      After returning from dinner, a few of us, Morningstar included, pack our bags and leave the town to spend the night at Michele's home out in the country.  I have stayed here on a previous visit and I look forward to being there again.  I didn't know I would spend the bulk of the trip here.  But it is quiet and peaceful and the internet service has been excellent.  During the day the housekeeper and gardener are around, but at night I am all alone and have been able to get much work done.  I did come to San Miguel to walk, I and still hope that I might, but so far I have made the choice to forego the pilgrimage to complete the grant I'm working on.  Yesterday I was mildly distraught to say no to the pilgrimage but today I am ready to accept what is.  My dear friend Rebecca, helping me write the grant from 800 miles away wrote this:

I write all this to say maybe you would have been so distracted up here you would not have gotten your grant done. Maybe you just needed a quiet place to be for a few days with nothing to do except prepare for your miracle, your dream to come through. You are where you are supposed to be and doing what you are supposed to do. You will walk when you are done and that may be only a walk to get on the bus.

Embrace your time alone. It could replenish you to prepare for all that will fall upon you very soon.
I think this is true.  If some miracle should prevail, and this grant is funded, my entire life will shift.  Perhaps this was the miracle I came for and not the one I thought I was seeking at all...

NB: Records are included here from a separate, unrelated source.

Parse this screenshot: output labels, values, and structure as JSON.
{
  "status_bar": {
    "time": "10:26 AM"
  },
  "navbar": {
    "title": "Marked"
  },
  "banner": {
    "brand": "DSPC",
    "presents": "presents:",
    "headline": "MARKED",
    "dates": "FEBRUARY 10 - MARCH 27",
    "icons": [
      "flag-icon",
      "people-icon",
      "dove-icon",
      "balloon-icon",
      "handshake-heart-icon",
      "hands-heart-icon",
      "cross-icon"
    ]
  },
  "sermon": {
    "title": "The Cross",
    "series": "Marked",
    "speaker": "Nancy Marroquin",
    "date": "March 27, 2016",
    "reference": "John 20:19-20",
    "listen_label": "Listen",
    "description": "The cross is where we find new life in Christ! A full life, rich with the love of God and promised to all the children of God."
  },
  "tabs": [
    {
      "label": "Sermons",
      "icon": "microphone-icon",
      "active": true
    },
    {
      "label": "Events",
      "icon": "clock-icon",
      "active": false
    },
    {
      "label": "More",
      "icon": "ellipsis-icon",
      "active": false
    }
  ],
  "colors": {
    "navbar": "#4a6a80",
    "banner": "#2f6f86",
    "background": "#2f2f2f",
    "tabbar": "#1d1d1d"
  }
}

1 comment:

sjeanne said...

I saw this today and instantly thought of you:

Hope you're pilgrimage has treated you well.

-Sarah Lear